The fear is that as people return to work, it’ll only take a couple of months before they’re asked to stay home again. For manufacturers awaiting the pandemic to pass, this is an unsettling prospect.
Preparing for telecommuting
Fewer opportunities for telecommuting in the manufacturing industry doesn’t mean there are no opportunities. While machine operators can hardly do their jobs from home, it doesn’t mean other manufacturing personnel can’t do some or all of their duties in a remote capacity. It’s up to every manufacturer to address the scope of work of their employees, to find opportunities for telecommuting.
For example, your sales team could connect with customers from home. Your purchasing manager can maintain job duties if your inventory is digitized. Look at how digitally connected your factory is to examine telecommuting opportunities.
6 positions ready for remote work
Although it will vary from factory to factory, there are some jobs that are inherently conducive to telecommuting. Here’s a look at 6 of them:
- Supply chain managers. With the right inventory tracking and vendor management software, supply chain managers can monitor vital value streams remotely.
- Sales professionals and buyers. Access to cloud documents and a phone can turn your in-house sales team into a telecommuting powerhouse.
- Business development. Business development managers can use data from integrated systems to monitor factory operations and pivot accordingly — all while off-site.
- Consulting. Consultants may be most effective on the factory floor, but they have the capacity to work from home, if needed.
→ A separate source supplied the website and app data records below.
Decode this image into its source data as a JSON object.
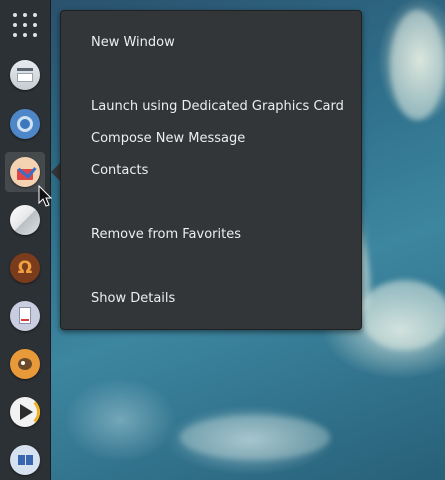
{
  "desktop": {
    "wallpaper": "daisy-flower-wallpaper"
  },
  "dock": {
    "items": [
      {
        "icon": "show-applications-icon"
      },
      {
        "icon": "files-app-icon"
      },
      {
        "icon": "chromium-browser-icon"
      },
      {
        "icon": "mail-app-icon",
        "active": true
      },
      {
        "icon": "disk-app-icon"
      },
      {
        "icon": "omega-app-icon"
      },
      {
        "icon": "document-viewer-icon"
      },
      {
        "icon": "gimp-app-icon"
      },
      {
        "icon": "media-player-icon"
      },
      {
        "icon": "remote-desktop-icon"
      }
    ]
  },
  "context_menu": {
    "new_window": "New Window",
    "launch_dedicated_gpu": "Launch using Dedicated Graphics Card",
    "compose_new_message": "Compose New Message",
    "contacts": "Contacts",
    "remove_from_favorites": "Remove from Favorites",
    "show_details": "Show Details"
  },
  "colors": {
    "dock_bg": "#2c3135",
    "menu_bg": "#333638",
    "menu_text": "#eceeef"
  }
}
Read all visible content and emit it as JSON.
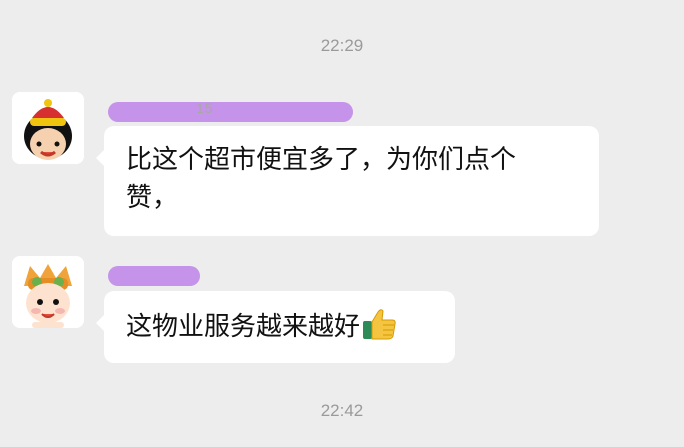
{
  "chat": {
    "timestamps": {
      "top": "22:29",
      "bottom": "22:42"
    },
    "messages": [
      {
        "sender_name_redacted": "15",
        "text_line_1": "比这个超市便宜多了，为你们点个",
        "text_line_2": "赞，",
        "avatar_icon": "cartoon-boy-with-hat-icon"
      },
      {
        "sender_name_redacted": "",
        "text": "这物业服务越来越好",
        "emoji_icon": "thumbs-up-icon",
        "avatar_icon": "cartoon-baby-with-tiger-hat-icon"
      }
    ]
  }
}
It’s a chance to crunch the numbers.
- Controller/finance. Financial departments can almost always do their job from home, provided you have a secure portal to cloud-based financial software.
- CAD and product engineers. Design and engineering teams can effectively collaborate via cloud documentation to ensure product specificationss meet demand.
Where a fully remote work setup may not be possible for everyone, there are opportunities for part-time telecommuting. Split up teams over shifts or by day to mitigate overexposure in the workplace.
As the timeline of the COVID-19 pandemic continues to stretch into the future, manufacturers need to be nimble in their planning. Start looking for ways to implement telecommuting for employees, and strive to keep the physical workplace staffed with only those employees whose job is distinctly hands-on.